[Interface dataset entries]
■ ■ ■

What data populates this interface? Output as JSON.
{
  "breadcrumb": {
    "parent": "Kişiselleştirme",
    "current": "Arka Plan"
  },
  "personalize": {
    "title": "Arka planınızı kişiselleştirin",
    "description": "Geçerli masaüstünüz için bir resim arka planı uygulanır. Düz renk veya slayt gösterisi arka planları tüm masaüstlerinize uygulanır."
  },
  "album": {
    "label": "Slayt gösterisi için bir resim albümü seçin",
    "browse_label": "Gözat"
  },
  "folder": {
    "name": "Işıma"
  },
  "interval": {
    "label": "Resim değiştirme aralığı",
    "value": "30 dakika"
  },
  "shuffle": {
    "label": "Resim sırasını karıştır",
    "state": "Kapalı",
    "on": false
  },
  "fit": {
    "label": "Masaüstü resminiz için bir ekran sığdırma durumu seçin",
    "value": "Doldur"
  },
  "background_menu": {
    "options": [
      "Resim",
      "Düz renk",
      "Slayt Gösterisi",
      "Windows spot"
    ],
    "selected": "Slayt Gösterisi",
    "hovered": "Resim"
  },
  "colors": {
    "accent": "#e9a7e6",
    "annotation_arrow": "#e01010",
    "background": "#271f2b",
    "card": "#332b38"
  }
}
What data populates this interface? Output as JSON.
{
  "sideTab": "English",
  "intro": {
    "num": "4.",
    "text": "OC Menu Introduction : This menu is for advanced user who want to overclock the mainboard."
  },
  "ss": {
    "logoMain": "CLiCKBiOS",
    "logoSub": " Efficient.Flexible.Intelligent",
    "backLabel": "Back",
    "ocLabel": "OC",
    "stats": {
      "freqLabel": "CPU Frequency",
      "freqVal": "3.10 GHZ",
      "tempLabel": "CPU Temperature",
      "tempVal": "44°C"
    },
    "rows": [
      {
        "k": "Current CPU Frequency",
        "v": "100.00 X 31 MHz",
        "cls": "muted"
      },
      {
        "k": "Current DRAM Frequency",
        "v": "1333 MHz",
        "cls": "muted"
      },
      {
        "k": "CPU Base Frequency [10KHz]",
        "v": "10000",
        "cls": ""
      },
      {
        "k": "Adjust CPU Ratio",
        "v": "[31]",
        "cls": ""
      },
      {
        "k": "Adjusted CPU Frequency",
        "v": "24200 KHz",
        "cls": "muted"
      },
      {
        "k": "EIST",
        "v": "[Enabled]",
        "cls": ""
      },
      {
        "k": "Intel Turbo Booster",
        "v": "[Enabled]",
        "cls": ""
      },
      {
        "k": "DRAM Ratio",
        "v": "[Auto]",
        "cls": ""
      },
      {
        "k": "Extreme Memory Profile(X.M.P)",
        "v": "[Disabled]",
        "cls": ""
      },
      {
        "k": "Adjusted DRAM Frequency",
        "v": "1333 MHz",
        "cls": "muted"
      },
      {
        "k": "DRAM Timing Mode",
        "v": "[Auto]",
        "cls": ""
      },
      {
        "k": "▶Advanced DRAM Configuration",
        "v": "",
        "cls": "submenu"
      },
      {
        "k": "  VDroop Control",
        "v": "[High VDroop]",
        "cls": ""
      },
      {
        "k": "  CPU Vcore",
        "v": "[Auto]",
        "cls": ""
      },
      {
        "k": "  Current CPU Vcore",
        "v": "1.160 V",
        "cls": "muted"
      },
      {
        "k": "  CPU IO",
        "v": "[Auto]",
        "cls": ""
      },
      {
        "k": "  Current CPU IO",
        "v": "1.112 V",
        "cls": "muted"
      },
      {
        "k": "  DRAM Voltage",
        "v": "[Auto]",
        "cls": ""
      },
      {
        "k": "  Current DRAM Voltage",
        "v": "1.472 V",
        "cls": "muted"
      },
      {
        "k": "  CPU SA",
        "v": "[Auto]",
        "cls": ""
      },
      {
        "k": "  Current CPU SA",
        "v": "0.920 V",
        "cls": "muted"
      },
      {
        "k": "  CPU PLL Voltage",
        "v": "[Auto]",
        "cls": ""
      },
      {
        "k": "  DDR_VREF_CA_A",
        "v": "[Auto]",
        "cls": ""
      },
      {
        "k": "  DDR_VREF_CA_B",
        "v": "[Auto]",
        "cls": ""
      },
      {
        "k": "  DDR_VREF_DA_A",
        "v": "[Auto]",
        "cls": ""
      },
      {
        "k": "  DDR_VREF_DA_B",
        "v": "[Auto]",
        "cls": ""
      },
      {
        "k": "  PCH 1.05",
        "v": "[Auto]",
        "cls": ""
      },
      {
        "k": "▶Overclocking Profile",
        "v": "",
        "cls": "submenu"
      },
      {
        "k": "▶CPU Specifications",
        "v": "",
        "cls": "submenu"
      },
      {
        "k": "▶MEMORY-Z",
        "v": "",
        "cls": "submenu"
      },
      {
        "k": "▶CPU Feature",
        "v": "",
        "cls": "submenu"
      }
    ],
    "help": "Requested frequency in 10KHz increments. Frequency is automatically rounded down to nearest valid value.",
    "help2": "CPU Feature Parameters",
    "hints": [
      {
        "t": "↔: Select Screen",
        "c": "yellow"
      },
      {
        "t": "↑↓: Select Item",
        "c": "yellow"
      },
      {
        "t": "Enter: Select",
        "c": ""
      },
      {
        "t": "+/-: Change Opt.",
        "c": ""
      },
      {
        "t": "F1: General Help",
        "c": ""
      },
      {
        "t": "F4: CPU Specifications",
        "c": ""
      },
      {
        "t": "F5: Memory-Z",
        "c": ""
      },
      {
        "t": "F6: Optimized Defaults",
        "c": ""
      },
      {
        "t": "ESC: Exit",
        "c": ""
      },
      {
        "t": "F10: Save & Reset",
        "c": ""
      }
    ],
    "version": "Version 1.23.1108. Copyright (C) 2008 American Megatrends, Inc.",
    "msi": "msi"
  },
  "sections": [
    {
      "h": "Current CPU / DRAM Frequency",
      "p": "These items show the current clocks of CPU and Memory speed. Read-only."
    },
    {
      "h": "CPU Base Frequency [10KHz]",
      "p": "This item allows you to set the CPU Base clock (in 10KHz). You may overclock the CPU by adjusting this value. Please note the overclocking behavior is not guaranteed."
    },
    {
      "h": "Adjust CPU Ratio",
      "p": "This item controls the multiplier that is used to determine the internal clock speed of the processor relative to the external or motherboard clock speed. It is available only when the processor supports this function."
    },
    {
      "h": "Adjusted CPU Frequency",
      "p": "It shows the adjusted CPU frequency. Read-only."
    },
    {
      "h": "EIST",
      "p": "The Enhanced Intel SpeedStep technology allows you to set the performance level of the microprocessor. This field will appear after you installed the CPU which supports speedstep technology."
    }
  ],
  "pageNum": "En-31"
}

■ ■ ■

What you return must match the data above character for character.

What data populates this interface? Output as JSON.
{
  "breadcrumb": {
    "parent": "Kişiselleştirme",
    "current": "Arka Plan"
  },
  "personalize": {
    "title": "Arka planınızı kişiselleştirin",
    "description": "Geçerli masaüstünüz için bir resim arka planı uygulanır. Düz renk veya slayt gösterisi arka planları tüm masaüstlerinize uygulanır."
  },
  "album": {
    "label": "Slayt gösterisi için bir resim albümü seçin",
    "browse_label": "Gözat"
  },
  "folder": {
    "name": "Işıma"
  },
  "interval": {
    "label": "Resim değiştirme aralığı",
    "value": "30 dakika"
  },
  "shuffle": {
    "label": "Resim sırasını karıştır",
    "state": "Kapalı",
    "on": false
  },
  "fit": {
    "label": "Masaüstü resminiz için bir ekran sığdırma durumu seçin",
    "value": "Doldur"
  },
  "background_menu": {
    "options": [
      "Resim",
      "Düz renk",
      "Slayt Gösterisi",
      "Windows spot"
    ],
    "selected": "Slayt Gösterisi",
    "hovered": "Resim"
  },
  "colors": {
    "accent": "#e9a7e6",
    "annotation_arrow": "#e01010",
    "background": "#271f2b",
    "card": "#332b38"
  }
}
What data populates this interface? Output as JSON.
{
  "sideTab": "English",
  "intro": {
    "num": "4.",
    "text": "OC Menu Introduction : This menu is for advanced user who want to overclock the mainboard."
  },
  "ss": {
    "logoMain": "CLiCKBiOS",
    "logoSub": " Efficient.Flexible.Intelligent",
    "backLabel": "Back",
    "ocLabel": "OC",
    "stats": {
      "freqLabel": "CPU Frequency",
      "freqVal": "3.10 GHZ",
      "tempLabel": "CPU Temperature",
      "tempVal": "44°C"
    },
    "rows": [
      {
        "k": "Current CPU Frequency",
        "v": "100.00 X 31 MHz",
        "cls": "muted"
      },
      {
        "k": "Current DRAM Frequency",
        "v": "1333 MHz",
        "cls": "muted"
      },
      {
        "k": "CPU Base Frequency [10KHz]",
        "v": "10000",
        "cls": ""
      },
      {
        "k": "Adjust CPU Ratio",
        "v": "[31]",
        "cls": ""
      },
      {
        "k": "Adjusted CPU Frequency",
        "v": "24200 KHz",
        "cls": "muted"
      },
      {
        "k": "EIST",
        "v": "[Enabled]",
        "cls": ""
      },
      {
        "k": "Intel Turbo Booster",
        "v": "[Enabled]",
        "cls": ""
      },
      {
        "k": "DRAM Ratio",
        "v": "[Auto]",
        "cls": ""
      },
      {
        "k": "Extreme Memory Profile(X.M.P)",
        "v": "[Disabled]",
        "cls": ""
      },
      {
        "k": "Adjusted DRAM Frequency",
        "v": "1333 MHz",
        "cls": "muted"
      },
      {
        "k": "DRAM Timing Mode",
        "v": "[Auto]",
        "cls": ""
      },
      {
        "k": "▶Advanced DRAM Configuration",
        "v": "",
        "cls": "submenu"
      },
      {
        "k": "  VDroop Control",
        "v": "[High VDroop]",
        "cls": ""
      },
      {
        "k": "  CPU Vcore",
        "v": "[Auto]",
        "cls": ""
      },
      {
        "k": "  Current CPU Vcore",
        "v": "1.160 V",
        "cls": "muted"
      },
      {
        "k": "  CPU IO",
        "v": "[Auto]",
        "cls": ""
      },
      {
        "k": "  Current CPU IO",
        "v": "1.112 V",
        "cls": "muted"
      },
      {
        "k": "  DRAM Voltage",
        "v": "[Auto]",
        "cls": ""
      },
      {
        "k": "  Current DRAM Voltage",
        "v": "1.472 V",
        "cls": "muted"
      },
      {
        "k": "  CPU SA",
        "v": "[Auto]",
        "cls": ""
      },
      {
        "k": "  Current CPU SA",
        "v": "0.920 V",
        "cls": "muted"
      },
      {
        "k": "  CPU PLL Voltage",
        "v": "[Auto]",
        "cls": ""
      },
      {
        "k": "  DDR_VREF_CA_A",
        "v": "[Auto]",
        "cls": ""
      },
      {
        "k": "  DDR_VREF_CA_B",
        "v": "[Auto]",
        "cls": ""
      },
      {
        "k": "  DDR_VREF_DA_A",
        "v": "[Auto]",
        "cls": ""
      },
      {
        "k": "  DDR_VREF_DA_B",
        "v": "[Auto]",
        "cls": ""
      },
      {
        "k": "  PCH 1.05",
        "v": "[Auto]",
        "cls": ""
      },
      {
        "k": "▶Overclocking Profile",
        "v": "",
        "cls": "submenu"
      },
      {
        "k": "▶CPU Specifications",
        "v": "",
        "cls": "submenu"
      },
      {
        "k": "▶MEMORY-Z",
        "v": "",
        "cls": "submenu"
      },
      {
        "k": "▶CPU Feature",
        "v": "",
        "cls": "submenu"
      }
    ],
    "help": "Requested frequency in 10KHz increments. Frequency is automatically rounded down to nearest valid value.",
    "help2": "CPU Feature Parameters",
    "hints": [
      {
        "t": "↔: Select Screen",
        "c": "yellow"
      },
      {
        "t": "↑↓: Select Item",
        "c": "yellow"
      },
      {
        "t": "Enter: Select",
        "c": ""
      },
      {
        "t": "+/-: Change Opt.",
        "c": ""
      },
      {
        "t": "F1: General Help",
        "c": ""
      },
      {
        "t": "F4: CPU Specifications",
        "c": ""
      },
      {
        "t": "F5: Memory-Z",
        "c": ""
      },
      {
        "t": "F6: Optimized Defaults",
        "c": ""
      },
      {
        "t": "ESC: Exit",
        "c": ""
      },
      {
        "t": "F10: Save & Reset",
        "c": ""
      }
    ],
    "version": "Version 1.23.1108. Copyright (C) 2008 American Megatrends, Inc.",
    "msi": "msi"
  },
  "sections": [
    {
      "h": "Current CPU / DRAM Frequency",
      "p": "These items show the current clocks of CPU and Memory speed. Read-only."
    },
    {
      "h": "CPU Base Frequency [10KHz]",
      "p": "This item allows you to set the CPU Base clock (in 10KHz). You may overclock the CPU by adjusting this value. Please note the overclocking behavior is not guaranteed."
    },
    {
      "h": "Adjust CPU Ratio",
      "p": "This item controls the multiplier that is used to determine the internal clock speed of the processor relative to the external or motherboard clock speed. It is available only when the processor supports this function."
    },
    {
      "h": "Adjusted CPU Frequency",
      "p": "It shows the adjusted CPU frequency. Read-only."
    },
    {
      "h": "EIST",
      "p": "The Enhanced Intel SpeedStep technology allows you to set the performance level of the microprocessor. This field will appear after you installed the CPU which supports speedstep technology."
    }
  ],
  "pageNum": "En-31"
}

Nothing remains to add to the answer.